Breakfast Bars and Breads
Try some homemade treats with some healthy ingredients. These bars and breads are great for on-the-go meals. Grab a bite before you leave for the day; or wrap them up and enjoy with a cup of coffee, milk, or juice after you have arrived at work or school.
Many of the healthy recipes for breakfast bars that I've tried had the consistency and flavor of cardboard, but I did find one that I liked and seemed reasonably nutritious. Though this chewy granola bar recipe does not specify the type of oats, I used old-fashioned rolled oats rather than instant or quick-cooking kind for excellent results. I added dried apricots (cut up) and substituted dark chocolate for the regular chocolate chips or M&Ms.
For a cookie that uses similar ingredients, check out Myscha's breakfast oatmeal cookie.
My favorite sweet-bread recipe (snagged from a bread-making class at the community college) makes a great quick breakfast or snack.
1 cup oil
2 cups sugar
1 tsp vanilla extract
2 cups zucchini, grated
1 cup applesauce
3 cups flour
2 tsp baking soda
1/2 tsp baking powder
1/2 tsp each salt, cinnamon, and nutmeg
Beat together eggs, oil, sugar, and vanilla. Add zucchini and applesauce. Combine flour, baking soda, baking powder, and spices. Add to first mixture. Pour in bread pans (three medium-sized or four small pans) and bake in 350F oven for 40 minutes. Test center for doneness and bake more if needed.
Usually I use a few zucchini for this recipe. If I don't have enough zucchini, I add more applesauce to make up the difference. If I have too much zucchini, then I use less applesauce. For a yummy variation, I substitute butternut squash for the zucchini.

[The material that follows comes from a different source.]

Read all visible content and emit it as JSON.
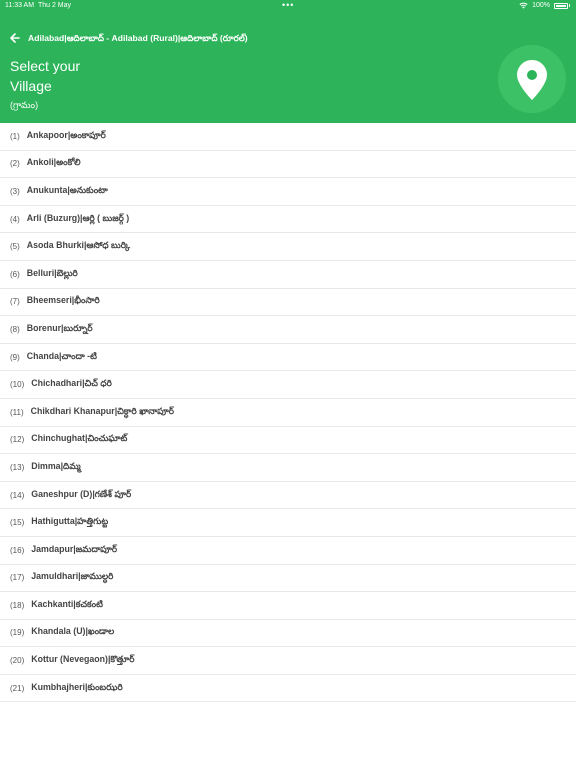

To prepare the squash, place it in a casserole dish filled with some water (about halfway up the side), cook in a 350F oven until fork tender on all sides (rotate the squash for even baking), remove pulp from cooked squash, and use mashed pulp instead of grated zucchini.
Bagels With Specialty Spreads
To make a specialty spread, soften cream cheese and mix one or more of the following in the cheese: honey, chopped walnuts or pecans, or fruit spread (jam, jelly, etc.). Spread on bagels for a made-at-home treat.
Approximate morning preparation time and per serving cost: A couple of minutes and $.50$1.00.
Leftovers and Throw-Togethers
Many people like leftovers for breakfast. These may be traditional lunch or dinner meals like homemade pizza or sweet treats like dessert. Peruse your refrigerator or kitchen counter for already-prepared meals or key ingredients for a new dish. Here are a couple of my favorites in this style.
To make this dish for a dinnertime dessert, place fruit in baking dish (I use blueberries, cherries, or apples), top with a combination of butter, oats, flour, and brown sugar; and bake at 350F for about 30 minutes. In the morning, reheat a portion or eat cold, alone or with yogurt.
Layer chopped-up breakfast bars from chewy granola bar recipe (or granola) with yogurt, and fresh or frozen fruit in a parfait.
Approximate preparation time and per serving cost: A couple of minutes to reheat and/or assemble the meal, and less than $1.00.
What's your favorite fast and frugal homemade breakfast?
ShareThisWritten by Julie Rains and published on Wise Bread. Read more articles from Wise Bread.Dump Cake and Other Sweet, Easy Treats
Where Did Your iPod Come From? The Story of Stuff
Free Starter Kit Give Away from Seventh Generation!
Amazon Toy Savings Includes Secret Rebate
Really Great Uses for Kitty Litter